The third and final technique of the Improve practice is License to Modify.
Different users will have different levels of authority in the system. The KCS certification or licensing program links an Analyst’s rights and privileges within the system to the Analyst’s demonstrated KCS competency levels, this is where Technology plays a critical role; the knowledge management tool must have user profiles that will support the licensing model. For more information about the technology requirements, please see the KCS Verified documentation.
Those KCS articles that have been used successfully several times are good candidates to migrate to a broader audience, such as customers and support partners. Licensed users can modify the visibility of a KCS article to make it visible to a broader audience. Visibility is discussed more fully in Content Health, and roles and licensing are discussed in Performance Assessment which is also part of the Evolve Loop.
Collective Ownership in the Solve Loop
One of the deep principles of KCS is the concept of collective ownership. This is a hard one for people to get their heads around. The principle is not unique to KCS. For example, Switzerland is recognized as one of the cleanest countries in the world; it is pristine. So how do they do that? Turns out it is a result of collective ownership. In Switzerland if you see trash you pick it up. It’s that simple. The Swiss do not have a bigger budget for clean up crews or more street cleaners than other countries. What they have is a value they have all bought into about a litter free environment.
This is the same principle we see in the KCS practices. The collective ownership concept is an Evolve Loop thing; it needs to become systemic, it needs to become integrated into everything that we do, it needs to involve everyone and it needs to be owned by everyone. Remember its OUR collective experience. At the Solve Loop, or event level, it means I am responsible for the quality of the articles interact with.
The following Solve Loop techniques all represent the essence of collective ownership value at the behavior level:
• Create an article if one doesn’t exist, modify it if it does
• Link articles when you use them
• Update article states as appropriate
• Flag it or fix it, and finally
• Reuse is review
Content as shown in KCS Version 5.3 Knowledge-Centered Support Practices Guide (2012) S2 [25.1-3, 26.1-3]. KCS v5.3 was written and edited by Melissa George, David Kay, Greg Oxton, Rick Joslin, Jennifer MacIntosh, and Kelly Murray.

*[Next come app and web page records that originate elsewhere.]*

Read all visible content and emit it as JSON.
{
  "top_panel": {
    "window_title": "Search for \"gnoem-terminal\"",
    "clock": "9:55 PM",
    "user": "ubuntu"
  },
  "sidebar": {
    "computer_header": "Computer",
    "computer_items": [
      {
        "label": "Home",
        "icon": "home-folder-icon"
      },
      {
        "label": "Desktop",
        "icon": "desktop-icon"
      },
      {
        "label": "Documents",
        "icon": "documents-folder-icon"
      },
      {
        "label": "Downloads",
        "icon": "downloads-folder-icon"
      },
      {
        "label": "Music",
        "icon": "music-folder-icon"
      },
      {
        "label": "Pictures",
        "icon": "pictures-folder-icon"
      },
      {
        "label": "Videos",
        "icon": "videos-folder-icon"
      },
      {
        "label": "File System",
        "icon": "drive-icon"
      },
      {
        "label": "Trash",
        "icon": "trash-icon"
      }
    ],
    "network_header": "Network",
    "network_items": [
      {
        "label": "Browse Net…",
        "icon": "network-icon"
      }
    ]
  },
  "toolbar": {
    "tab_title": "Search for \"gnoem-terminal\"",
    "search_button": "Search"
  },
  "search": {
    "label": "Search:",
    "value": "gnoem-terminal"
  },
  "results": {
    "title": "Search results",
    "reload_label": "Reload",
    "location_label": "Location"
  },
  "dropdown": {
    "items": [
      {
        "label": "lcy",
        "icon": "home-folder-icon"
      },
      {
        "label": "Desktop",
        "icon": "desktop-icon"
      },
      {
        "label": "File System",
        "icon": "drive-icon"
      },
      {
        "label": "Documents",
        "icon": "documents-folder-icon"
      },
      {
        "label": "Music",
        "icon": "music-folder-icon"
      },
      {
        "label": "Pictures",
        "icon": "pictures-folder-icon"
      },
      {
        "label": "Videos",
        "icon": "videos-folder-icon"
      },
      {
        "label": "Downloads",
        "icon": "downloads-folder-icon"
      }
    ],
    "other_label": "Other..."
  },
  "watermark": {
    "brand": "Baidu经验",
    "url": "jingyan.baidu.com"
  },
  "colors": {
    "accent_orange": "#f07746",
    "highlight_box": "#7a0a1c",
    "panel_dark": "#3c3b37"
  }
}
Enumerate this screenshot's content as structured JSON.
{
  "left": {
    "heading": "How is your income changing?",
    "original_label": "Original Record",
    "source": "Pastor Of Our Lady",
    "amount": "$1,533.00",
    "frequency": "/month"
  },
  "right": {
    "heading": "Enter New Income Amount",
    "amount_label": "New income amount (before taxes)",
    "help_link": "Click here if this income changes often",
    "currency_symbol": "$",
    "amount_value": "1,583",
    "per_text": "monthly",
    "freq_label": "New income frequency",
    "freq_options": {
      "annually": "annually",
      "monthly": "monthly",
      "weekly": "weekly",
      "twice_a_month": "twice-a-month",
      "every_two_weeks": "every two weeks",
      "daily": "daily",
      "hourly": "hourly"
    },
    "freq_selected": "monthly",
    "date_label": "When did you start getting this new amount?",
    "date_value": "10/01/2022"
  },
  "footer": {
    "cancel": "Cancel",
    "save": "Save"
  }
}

The entire suite of KCS topics is available in one location for FREE via my KCS video book/training course. These are designed to guide interested people through the entire KCS concepts and practices, as well as provide evidence of understanding for those involved in a Knowledge Centered Support program of work or implementation. All you need to is register!